Very prone to sentimentalism when it comes to my work, I try to absorb as much of their smell while they are with me. I look at the body of work of these two hands, in the shape of boots, underwear, little ears, dresses (two!) and I try to to put their eyes inside me. Because I know, that once they leave this house, that's it. They will never be mine again.
I part with those feelings, I part with them, and I close the chapter. Thanking them so deeply for allowing me these many weeks to be their partner in crime, joyful and messy hours they were. Some days the tears are enough to mop up the floor. It's never sadness. Its raw emotion.

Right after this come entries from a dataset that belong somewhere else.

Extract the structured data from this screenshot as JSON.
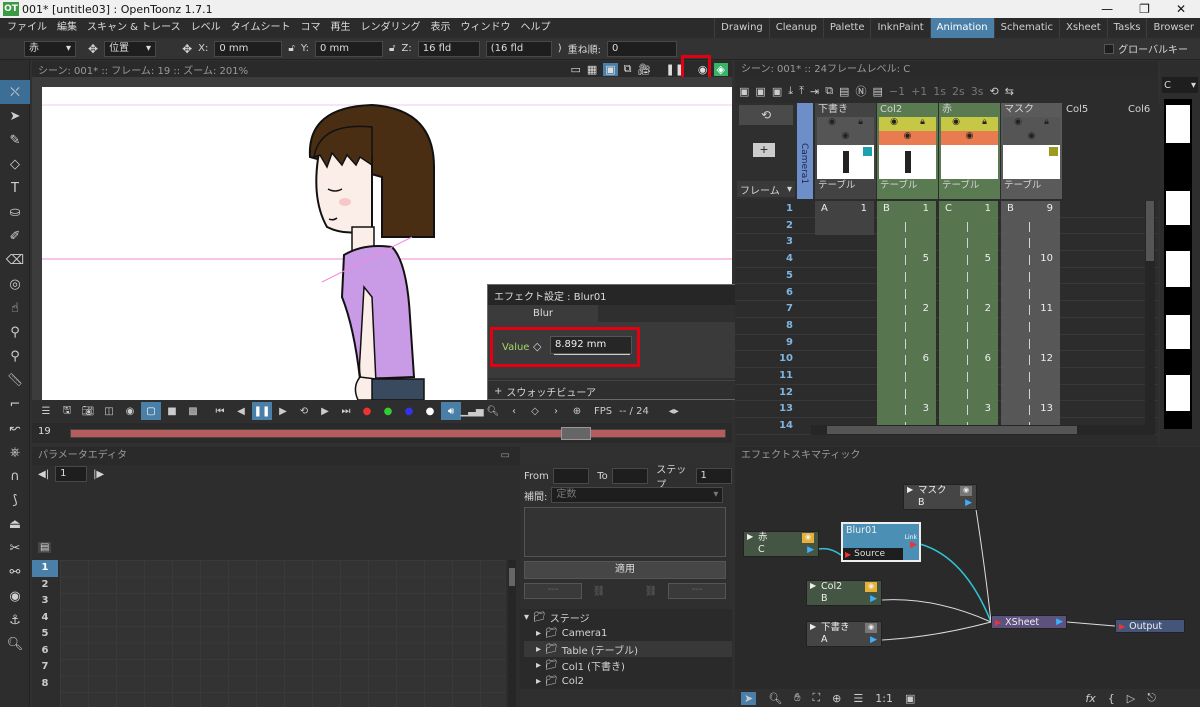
{
  "app": {
    "title": "001* [untitle03] : OpenToonz 1.7.1",
    "logo": "OT"
  },
  "menu": [
    "ファイル",
    "編集",
    "スキャン & トレース",
    "レベル",
    "タイムシート",
    "コマ",
    "再生",
    "レンダリング",
    "表示",
    "ウィンドウ",
    "ヘルプ"
  ],
  "rooms": [
    "Drawing",
    "Cleanup",
    "Palette",
    "InknPaint",
    "Animation",
    "Schematic",
    "Xsheet",
    "Tasks",
    "Browser"
  ],
  "active_room": "Animation",
  "tool_options": {
    "object": "赤",
    "mode": "位置",
    "x_label": "X:",
    "x_value": "0 mm",
    "y_label": "Y:",
    "y_value": "0 mm",
    "z_label": "Z:",
    "z_value": "16 fld",
    "so_value": "(16 fld",
    "so_suffix": ")",
    "order_label": "重ね順:",
    "order_value": "0",
    "global_key": "グローバルキー"
  },
  "viewer": {
    "header": "シーン: 001*  ::  フレーム: 19  ::  ズーム: 201%",
    "frame_field": "19",
    "fps_label": "FPS",
    "fps_value": "-- / 24"
  },
  "effect_dialog": {
    "title": "エフェクト設定 : Blur01",
    "tab": "Blur",
    "param_label": "Value",
    "param_value": "8.892 mm",
    "swatch": "スウォッチビューア"
  },
  "xsheet": {
    "header": "シーン: 001*  ::  24フレームレベル: C",
    "camera": "Camera1",
    "frame_label": "フレーム",
    "columns": [
      {
        "name": "下書き",
        "pegbar": "テーブル",
        "color": "#434343"
      },
      {
        "name": "Col2",
        "pegbar": "テーブル",
        "color": "#5a7a52"
      },
      {
        "name": "赤",
        "pegbar": "テーブル",
        "color": "#5a7a52"
      },
      {
        "name": "マスク",
        "pegbar": "テーブル",
        "color": "#5a5a5a"
      },
      {
        "name": "Col5",
        "pegbar": "",
        "color": "#2c2c2c"
      },
      {
        "name": "Col6",
        "pegbar": "",
        "color": "#2c2c2c"
      }
    ],
    "rows": [
      "1",
      "2",
      "3",
      "4",
      "5",
      "6",
      "7",
      "8",
      "9",
      "10",
      "11",
      "12",
      "13",
      "14"
    ],
    "cells": {
      "c1": [
        {
          "r": 0,
          "t": "A"
        },
        {
          "r": 0,
          "n": "1"
        }
      ],
      "c2": [
        {
          "r": 0,
          "t": "B"
        },
        {
          "r": 0,
          "n": "1"
        },
        {
          "r": 3,
          "n": "5"
        },
        {
          "r": 6,
          "n": "2"
        },
        {
          "r": 9,
          "n": "6"
        },
        {
          "r": 12,
          "n": "3"
        }
      ],
      "c3": [
        {
          "r": 0,
          "t": "C"
        },
        {
          "r": 0,
          "n": "1"
        },
        {
          "r": 3,
          "n": "5"
        },
        {
          "r": 6,
          "n": "2"
        },
        {
          "r": 9,
          "n": "6"
        },
        {
          "r": 12,
          "n": "3"
        }
      ],
      "c4": [
        {
          "r": 0,
          "t": "B"
        },
        {
          "r": 0,
          "n": "9"
        },
        {
          "r": 3,
          "n": "10"
        },
        {
          "r": 6,
          "n": "11"
        },
        {
          "r": 9,
          "n": "12"
        },
        {
          "r": 12,
          "n": "13"
        }
      ]
    },
    "level_strip": "C"
  },
  "param_editor": {
    "title": "パラメータエディタ",
    "frame": "1",
    "from_label": "From",
    "to_label": "To",
    "step_label": "ステップ",
    "step_value": "1",
    "interp_label": "補間:",
    "interp_value": "定数",
    "apply": "適用",
    "dash1": "---",
    "dash2": "---",
    "rows": [
      "1",
      "2",
      "3",
      "4",
      "5",
      "6",
      "7",
      "8"
    ],
    "tree_root": "ステージ",
    "tree": [
      "Camera1",
      "Table (テーブル)",
      "Col1 (下書き)",
      "Col2"
    ]
  },
  "schematic": {
    "title": "エフェクトスキマティック",
    "nodes": {
      "mask": {
        "name": "マスク",
        "sub": "B"
      },
      "red": {
        "name": "赤",
        "sub": "C"
      },
      "blur": {
        "name": "Blur01",
        "port": "Source",
        "link": "Link"
      },
      "col2": {
        "name": "Col2",
        "sub": "B"
      },
      "draft": {
        "name": "下書き",
        "sub": "A"
      },
      "xsheet": {
        "name": "XSheet"
      },
      "output": {
        "name": "Output"
      }
    },
    "zoom_label": "1:1",
    "fx_label": "fx"
  },
  "colors": {
    "accent": "#4a7fa8",
    "highlight": "#e30010",
    "node_green": "#455543",
    "blur_node": "#4b8fb5",
    "xsheet_node": "#5c527d",
    "output_node": "#45557a"
  }
}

Over the years I have come to accept this little ritual, it bothered me before.
I have accepted now that I am very emotional when it comes to my dolls, and that every time I make one, a part of me gets better. Learns something. There's progress.
With dolls like Anne, there is an enormeous amount of inner work. Childhood trauma, pain, memories. As I breathe those out, I relive those moments, and I try my best to set them free. To take strength from the valour of the person who requested the doll. To take after their example. And I always come out shaky, very undone. Stripped of my carapace, bare-boned, alive.
It's an organic process and I never know what or who is going to come out, both in the doll and in me. Dollmaking comes in a shroud of mystery. These parcels of wool flesh are absolutely full of manna for my soul. While it may be weeks or months before I can process all that Anne awakened, I will persist. Little mexican warrior.
When people ask me "what I do" is so hard to describe. A few years ago I couldn't even say I made dolls. I do, but that's not what I do. Can I say "I make vials for people's imagination, so that they can enjoy freedom in their busy lives?". Or "I use cloth and wool to recreate inner children". Or "I fashion little people in order to heal my life and become a better human". Or "I craft a life of intention by using my hands, laser-focusing my energy into dolls and stories". Or this one "I envision a life full of wonder, and I send people the biggest gifts of my heart so that they can feel it too".
We will never know what I should say. And perhaps saying anything like the above sentences would strike a chord with people, or send them running. Awkward dinner party guests they would be. But it's nevertheless a conversation I have, with me mostly. I do talk incessantly inside my hear, if only to keep myself in check.
My dear Pariz,
Although I have never met you in this so called "real life", I want you to know you are my friend now. A kinship awakened in me when I read your story. How could I've ever denied you this doll? The first day you wrote to me I felt sweat tricking down my spine and inner tremors shake my world. I knew then. That's why I said yes.
I know I tried, unsuccessfully, to steer you a little away. Maybe this other doll would be better suited for the age you wanted to represent…anticipating the inner work that a Petite Fig creates in me. There is always a tear of loneliness attached to their heart, the losing of their childhood. But I am very glad you didn't listen to me, because Anne needed to come out like this. In such form, with such grandeur.
Her sun-warmed cheeks represent your California summers, your trips to the pool, to the library. Her soaring eyes change with the light, I promise. Her sheepish grin is full of mirth and mischief. Her old-fashioned clothes and her ingenuity reminds me of the feeling of being with Grandma. That all-knowing, full loving mother.
She has grand ideas, and big hopes (as big as rocks she says) inside her heart. She hopes to become an initiate in this life by way of bramble bonfires, with chants to the heavens and many scraped knees. Dig up those old devils and make them sing and dance with us! feed them honey and oats, and let them go away in peace and laughter. Away with them.
If you have given me one thing, dear friend, is this: we are never too old to mend.
Here is Anne, from my hands to yours.